More U.S. military members becoming American citizens
YOKOSUKA NAVAL BASE, Japan — Adjan Adhikari called Nepal on his cellular phone Friday to tell his buddies the big news.
“I’m an American now,” said the USS Kitty Hawk seaman. Adhikari immigrated to the U.S. four years ago.
After joining the Navy, he became eligible for fast-track naturalization under a 2002 executive order that expedites the process for active-duty military during “periods of conflict.” President Bush declared the time after Sept. 11, 2001, as a period of conflict.
Adhikari seized the opportunity.
While non-citizens can serve in the U.S. military, they can’t hold certain jobs. Citizenship was the only way for Adhikari to get a security clearance — the first step toward his dream of working for one of the U.S. intelligence agencies, he said.
Getting a security clearance is one of the most popular reasons why people apply, said Petty Officer 1st Class Tracey Dikes. Citizenship applications take up 75 percent of her work load as a legalman aboard the Kitty Hawk, she said.
Currently about 500 non-citizens work on the aircraft carrier, she said.

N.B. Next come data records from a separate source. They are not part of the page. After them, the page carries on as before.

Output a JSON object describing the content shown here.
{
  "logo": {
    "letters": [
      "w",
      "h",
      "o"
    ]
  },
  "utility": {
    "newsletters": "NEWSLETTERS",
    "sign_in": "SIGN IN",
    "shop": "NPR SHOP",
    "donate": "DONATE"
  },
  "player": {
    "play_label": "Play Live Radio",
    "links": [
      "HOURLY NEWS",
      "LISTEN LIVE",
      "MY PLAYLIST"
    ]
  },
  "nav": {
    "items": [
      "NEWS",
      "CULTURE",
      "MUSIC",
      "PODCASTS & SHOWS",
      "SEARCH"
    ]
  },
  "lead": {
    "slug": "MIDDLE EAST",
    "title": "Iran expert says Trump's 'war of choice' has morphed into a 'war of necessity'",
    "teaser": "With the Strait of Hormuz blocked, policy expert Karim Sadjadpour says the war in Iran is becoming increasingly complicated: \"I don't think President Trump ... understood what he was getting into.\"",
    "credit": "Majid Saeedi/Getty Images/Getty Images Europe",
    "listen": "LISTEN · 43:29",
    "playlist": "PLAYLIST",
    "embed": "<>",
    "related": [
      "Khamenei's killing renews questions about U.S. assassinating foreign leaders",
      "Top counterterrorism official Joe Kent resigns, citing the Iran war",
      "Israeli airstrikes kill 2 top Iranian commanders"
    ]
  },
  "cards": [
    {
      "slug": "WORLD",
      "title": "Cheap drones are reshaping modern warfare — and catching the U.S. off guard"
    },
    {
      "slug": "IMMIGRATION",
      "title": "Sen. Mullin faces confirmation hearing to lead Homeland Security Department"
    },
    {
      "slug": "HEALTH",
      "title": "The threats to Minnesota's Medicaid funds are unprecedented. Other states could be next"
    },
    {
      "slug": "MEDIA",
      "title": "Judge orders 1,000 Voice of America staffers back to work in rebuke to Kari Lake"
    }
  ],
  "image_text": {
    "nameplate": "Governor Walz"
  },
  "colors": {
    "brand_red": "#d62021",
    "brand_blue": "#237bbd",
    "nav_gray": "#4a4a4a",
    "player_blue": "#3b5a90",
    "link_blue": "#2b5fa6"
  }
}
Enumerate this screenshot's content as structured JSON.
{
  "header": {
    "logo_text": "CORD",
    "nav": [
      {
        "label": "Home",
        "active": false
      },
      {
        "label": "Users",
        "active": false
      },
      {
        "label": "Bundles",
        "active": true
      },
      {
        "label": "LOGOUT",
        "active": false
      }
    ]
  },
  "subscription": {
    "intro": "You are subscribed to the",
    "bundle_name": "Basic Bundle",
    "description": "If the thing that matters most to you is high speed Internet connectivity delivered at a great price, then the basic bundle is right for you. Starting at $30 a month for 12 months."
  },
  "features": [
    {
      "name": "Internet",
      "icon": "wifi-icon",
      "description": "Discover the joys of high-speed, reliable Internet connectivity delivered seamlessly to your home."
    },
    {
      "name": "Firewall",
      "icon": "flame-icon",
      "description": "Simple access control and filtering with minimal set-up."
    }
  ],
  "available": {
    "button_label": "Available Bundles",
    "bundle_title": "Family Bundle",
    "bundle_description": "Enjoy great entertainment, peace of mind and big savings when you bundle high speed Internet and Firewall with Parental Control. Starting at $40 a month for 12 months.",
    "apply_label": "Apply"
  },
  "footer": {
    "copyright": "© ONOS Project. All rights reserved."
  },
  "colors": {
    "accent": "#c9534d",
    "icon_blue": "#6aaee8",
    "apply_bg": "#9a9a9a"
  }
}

Dikes had more than 50 sailors at Friday’s overseas naturalization ceremony at Yokosuka Naval Base. A total of 121 servicemembers representing 34 different countries took the oath, making it the largest ceremony in the region to date.
A 2004 change allows the oath of allegiance to be administered at overseas military installations and made the entire process free, she said.
“Each group seems to be getting bigger,” said Jose Olivares, South Korea-based officer-in-charge attache to the U.S. Citizenship and Immigration Services. “We definitely want to get the word out.”
Servicemembers qualify by filling out three forms and demonstrating good moral character, English language skills, knowledge of U.S. history and government and loyalty by taking the oath. In some cases, they also must be a permanent U.S. resident and have served honorably in the military for at least a year.
The biggest boon to citizenship is the VA benefits, Olivares said.
“I’ve seen non-citizens who served in the military 18 years, doing the same jobs as a citizen. The benefit is there … why shouldn’t they take advantage of it?” Olivares said. “But it’s an individual choice.”
According to the Immigration Services Web site, more than 26,000 troops have become U.S. citizens through the program, but more than 40,000 others are eligible.
Possible reason why someone wouldn’t choose citizenship is to return to their home country and buy property, said Petty Officer 1st Class Carlo Garcia. He became an American on Friday after a dozen years in the Navy because of the benefit to his family, he said.
“When it’s time to return to the States, it’s going to be easier on my kids to get there if we’re American,” Garcia said.